Excerpted data.

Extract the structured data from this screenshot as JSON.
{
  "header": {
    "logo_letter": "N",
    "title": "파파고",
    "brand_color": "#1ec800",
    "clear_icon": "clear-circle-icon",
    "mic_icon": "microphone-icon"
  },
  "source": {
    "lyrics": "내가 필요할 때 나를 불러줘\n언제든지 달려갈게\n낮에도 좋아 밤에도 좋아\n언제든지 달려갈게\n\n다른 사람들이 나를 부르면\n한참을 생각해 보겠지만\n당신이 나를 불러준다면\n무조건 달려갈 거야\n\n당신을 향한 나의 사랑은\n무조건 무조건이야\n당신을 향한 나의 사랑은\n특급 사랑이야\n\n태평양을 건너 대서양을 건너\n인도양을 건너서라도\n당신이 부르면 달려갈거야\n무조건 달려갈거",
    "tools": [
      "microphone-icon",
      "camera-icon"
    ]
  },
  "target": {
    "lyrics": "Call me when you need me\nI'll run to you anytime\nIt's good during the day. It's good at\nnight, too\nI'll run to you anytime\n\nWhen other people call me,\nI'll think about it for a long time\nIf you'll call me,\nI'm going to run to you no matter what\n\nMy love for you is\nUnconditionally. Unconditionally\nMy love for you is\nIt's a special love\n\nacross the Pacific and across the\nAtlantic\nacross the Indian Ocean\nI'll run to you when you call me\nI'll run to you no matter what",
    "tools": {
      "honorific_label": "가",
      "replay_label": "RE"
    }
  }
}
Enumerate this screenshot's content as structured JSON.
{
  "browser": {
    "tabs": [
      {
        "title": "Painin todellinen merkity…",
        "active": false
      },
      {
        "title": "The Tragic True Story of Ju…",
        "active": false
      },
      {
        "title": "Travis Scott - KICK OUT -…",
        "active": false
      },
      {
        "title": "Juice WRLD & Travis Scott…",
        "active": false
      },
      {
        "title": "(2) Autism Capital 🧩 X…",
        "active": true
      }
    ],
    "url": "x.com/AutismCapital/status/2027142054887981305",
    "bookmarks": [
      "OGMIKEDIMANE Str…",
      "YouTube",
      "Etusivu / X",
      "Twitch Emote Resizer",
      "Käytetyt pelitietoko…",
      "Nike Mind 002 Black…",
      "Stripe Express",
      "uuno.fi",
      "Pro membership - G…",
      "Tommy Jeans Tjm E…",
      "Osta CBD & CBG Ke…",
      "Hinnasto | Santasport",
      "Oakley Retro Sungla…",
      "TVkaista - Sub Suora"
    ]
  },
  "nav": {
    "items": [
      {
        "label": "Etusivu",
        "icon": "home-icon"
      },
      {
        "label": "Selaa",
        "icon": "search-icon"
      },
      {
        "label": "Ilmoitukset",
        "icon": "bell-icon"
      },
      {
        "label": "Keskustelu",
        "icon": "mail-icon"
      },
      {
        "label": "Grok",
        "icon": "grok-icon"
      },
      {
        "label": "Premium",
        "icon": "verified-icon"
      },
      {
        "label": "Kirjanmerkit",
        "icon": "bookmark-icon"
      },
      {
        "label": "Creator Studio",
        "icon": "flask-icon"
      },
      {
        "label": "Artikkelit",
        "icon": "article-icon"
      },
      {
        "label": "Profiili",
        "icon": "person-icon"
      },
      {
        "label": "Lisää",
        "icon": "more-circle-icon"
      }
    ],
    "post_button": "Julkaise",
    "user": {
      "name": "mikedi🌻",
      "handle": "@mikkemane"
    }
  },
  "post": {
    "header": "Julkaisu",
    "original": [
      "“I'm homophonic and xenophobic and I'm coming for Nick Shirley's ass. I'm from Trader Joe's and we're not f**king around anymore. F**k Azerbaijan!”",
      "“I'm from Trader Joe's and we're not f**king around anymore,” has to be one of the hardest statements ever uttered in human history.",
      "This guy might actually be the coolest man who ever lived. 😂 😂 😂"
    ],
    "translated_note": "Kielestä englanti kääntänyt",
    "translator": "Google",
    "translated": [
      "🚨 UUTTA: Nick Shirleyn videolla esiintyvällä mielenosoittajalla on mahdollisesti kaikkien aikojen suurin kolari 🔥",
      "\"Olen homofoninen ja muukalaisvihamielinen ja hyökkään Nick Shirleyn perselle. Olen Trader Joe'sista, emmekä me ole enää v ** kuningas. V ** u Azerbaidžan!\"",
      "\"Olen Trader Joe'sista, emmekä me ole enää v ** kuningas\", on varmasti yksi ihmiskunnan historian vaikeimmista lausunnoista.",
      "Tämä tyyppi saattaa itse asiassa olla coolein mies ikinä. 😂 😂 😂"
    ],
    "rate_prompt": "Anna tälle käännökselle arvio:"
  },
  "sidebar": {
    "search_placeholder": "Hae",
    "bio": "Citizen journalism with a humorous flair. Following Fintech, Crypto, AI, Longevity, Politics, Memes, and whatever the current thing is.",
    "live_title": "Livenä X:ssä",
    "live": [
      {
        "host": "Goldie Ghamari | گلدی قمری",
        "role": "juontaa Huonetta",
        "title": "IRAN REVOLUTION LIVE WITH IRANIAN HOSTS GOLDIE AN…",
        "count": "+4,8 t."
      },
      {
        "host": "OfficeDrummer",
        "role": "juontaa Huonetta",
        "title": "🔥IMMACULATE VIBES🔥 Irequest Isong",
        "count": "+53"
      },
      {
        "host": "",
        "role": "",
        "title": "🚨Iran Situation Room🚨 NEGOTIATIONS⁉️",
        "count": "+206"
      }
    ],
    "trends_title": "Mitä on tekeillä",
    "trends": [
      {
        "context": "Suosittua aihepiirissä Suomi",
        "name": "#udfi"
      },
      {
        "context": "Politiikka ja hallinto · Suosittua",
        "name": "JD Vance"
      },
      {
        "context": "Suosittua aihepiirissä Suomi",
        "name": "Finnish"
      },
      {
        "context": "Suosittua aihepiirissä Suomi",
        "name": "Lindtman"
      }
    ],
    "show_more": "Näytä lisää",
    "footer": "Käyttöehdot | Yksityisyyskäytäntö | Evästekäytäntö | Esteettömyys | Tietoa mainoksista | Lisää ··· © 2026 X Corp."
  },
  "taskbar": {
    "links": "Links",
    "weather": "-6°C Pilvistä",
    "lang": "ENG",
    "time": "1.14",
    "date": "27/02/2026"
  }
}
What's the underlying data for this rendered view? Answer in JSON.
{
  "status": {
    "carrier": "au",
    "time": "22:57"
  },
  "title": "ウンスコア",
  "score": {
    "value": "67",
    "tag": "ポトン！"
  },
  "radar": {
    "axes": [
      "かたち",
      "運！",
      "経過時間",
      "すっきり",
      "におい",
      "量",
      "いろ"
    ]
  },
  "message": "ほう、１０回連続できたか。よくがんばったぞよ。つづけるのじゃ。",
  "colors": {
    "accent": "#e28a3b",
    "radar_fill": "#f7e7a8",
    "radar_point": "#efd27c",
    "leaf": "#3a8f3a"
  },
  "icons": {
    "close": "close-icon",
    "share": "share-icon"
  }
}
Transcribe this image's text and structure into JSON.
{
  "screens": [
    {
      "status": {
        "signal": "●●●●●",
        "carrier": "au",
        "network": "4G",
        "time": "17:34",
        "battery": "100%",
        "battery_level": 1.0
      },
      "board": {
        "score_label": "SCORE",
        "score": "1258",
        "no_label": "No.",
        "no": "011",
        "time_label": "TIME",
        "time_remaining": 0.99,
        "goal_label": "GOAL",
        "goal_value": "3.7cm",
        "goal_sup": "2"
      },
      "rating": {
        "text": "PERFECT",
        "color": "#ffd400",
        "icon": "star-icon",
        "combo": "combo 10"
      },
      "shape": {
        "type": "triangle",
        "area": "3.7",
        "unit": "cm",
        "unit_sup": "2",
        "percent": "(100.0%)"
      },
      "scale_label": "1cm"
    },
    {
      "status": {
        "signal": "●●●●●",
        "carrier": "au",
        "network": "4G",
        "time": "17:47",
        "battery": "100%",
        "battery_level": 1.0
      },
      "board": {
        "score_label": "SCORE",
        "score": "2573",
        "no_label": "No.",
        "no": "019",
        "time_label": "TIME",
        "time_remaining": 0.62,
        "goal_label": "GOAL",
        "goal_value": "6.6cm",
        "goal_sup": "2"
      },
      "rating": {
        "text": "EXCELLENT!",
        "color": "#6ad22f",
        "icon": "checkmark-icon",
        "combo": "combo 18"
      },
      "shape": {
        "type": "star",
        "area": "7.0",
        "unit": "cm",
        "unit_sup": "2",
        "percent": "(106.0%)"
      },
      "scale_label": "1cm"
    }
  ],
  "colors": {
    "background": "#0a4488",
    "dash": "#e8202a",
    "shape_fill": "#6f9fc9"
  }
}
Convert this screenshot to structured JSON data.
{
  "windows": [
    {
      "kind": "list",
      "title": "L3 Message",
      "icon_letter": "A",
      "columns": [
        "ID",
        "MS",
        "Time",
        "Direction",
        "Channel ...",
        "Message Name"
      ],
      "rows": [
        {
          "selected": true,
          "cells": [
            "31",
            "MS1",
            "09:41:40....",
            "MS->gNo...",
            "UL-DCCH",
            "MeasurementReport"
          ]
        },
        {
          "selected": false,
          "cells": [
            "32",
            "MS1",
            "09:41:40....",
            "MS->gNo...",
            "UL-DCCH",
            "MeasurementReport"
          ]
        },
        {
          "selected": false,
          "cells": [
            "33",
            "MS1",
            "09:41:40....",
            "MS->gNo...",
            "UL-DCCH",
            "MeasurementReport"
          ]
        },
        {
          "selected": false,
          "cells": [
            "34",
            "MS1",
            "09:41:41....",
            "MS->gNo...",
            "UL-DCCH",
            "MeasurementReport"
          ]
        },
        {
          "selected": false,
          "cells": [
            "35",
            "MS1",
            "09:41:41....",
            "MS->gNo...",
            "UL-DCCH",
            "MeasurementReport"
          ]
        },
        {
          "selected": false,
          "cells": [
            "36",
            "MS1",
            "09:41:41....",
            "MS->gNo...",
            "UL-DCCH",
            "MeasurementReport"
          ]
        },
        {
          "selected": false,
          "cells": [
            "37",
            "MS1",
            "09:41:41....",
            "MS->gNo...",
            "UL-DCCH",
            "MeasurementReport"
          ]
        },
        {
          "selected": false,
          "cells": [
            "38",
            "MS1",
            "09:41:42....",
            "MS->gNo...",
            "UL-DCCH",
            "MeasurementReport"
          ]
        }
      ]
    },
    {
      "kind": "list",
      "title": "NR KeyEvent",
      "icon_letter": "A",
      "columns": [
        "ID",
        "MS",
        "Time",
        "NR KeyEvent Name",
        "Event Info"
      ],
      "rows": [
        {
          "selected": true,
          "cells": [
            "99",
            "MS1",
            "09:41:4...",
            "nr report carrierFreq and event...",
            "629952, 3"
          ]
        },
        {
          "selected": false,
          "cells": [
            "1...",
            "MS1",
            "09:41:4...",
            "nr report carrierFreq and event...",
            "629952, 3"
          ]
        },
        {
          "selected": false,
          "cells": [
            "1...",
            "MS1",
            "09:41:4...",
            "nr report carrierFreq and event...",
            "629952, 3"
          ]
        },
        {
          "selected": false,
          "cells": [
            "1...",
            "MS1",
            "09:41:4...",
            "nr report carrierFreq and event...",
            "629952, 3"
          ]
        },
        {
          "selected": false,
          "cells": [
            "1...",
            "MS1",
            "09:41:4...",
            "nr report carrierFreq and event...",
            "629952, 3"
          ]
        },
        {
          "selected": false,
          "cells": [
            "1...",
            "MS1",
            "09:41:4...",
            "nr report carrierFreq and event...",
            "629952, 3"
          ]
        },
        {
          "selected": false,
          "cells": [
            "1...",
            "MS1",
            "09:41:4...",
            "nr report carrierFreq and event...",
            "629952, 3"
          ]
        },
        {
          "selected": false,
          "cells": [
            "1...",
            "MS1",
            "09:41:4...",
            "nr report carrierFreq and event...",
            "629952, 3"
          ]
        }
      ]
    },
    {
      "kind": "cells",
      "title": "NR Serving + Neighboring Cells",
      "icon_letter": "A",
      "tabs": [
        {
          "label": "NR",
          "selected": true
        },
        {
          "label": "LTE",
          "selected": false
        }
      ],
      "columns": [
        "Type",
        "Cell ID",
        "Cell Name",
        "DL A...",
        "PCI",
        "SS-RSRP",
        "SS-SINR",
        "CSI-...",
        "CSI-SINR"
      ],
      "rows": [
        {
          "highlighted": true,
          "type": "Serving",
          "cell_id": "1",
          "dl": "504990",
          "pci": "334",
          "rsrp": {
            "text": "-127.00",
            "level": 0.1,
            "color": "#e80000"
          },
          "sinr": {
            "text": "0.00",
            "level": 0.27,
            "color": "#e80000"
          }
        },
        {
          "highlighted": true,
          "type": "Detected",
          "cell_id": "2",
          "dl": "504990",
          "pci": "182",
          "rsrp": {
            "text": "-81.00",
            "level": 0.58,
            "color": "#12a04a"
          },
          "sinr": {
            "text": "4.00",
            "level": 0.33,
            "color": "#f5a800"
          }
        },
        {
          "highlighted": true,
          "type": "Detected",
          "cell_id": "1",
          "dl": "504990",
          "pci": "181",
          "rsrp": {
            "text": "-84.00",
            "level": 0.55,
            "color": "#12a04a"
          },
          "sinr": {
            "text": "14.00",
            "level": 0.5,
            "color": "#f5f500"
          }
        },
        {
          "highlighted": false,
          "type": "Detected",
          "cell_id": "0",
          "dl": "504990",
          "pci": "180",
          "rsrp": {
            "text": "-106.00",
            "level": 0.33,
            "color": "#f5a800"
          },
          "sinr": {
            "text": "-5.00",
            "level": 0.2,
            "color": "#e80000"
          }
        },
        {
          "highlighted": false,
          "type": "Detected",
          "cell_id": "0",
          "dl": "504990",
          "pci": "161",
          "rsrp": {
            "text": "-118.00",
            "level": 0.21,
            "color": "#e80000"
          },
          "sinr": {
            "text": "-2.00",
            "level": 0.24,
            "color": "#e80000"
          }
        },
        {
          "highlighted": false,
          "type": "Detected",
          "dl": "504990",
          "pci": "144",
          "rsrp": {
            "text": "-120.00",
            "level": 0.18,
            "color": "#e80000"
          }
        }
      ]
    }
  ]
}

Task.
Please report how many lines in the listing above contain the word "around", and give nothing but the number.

Solution to the exercise.
2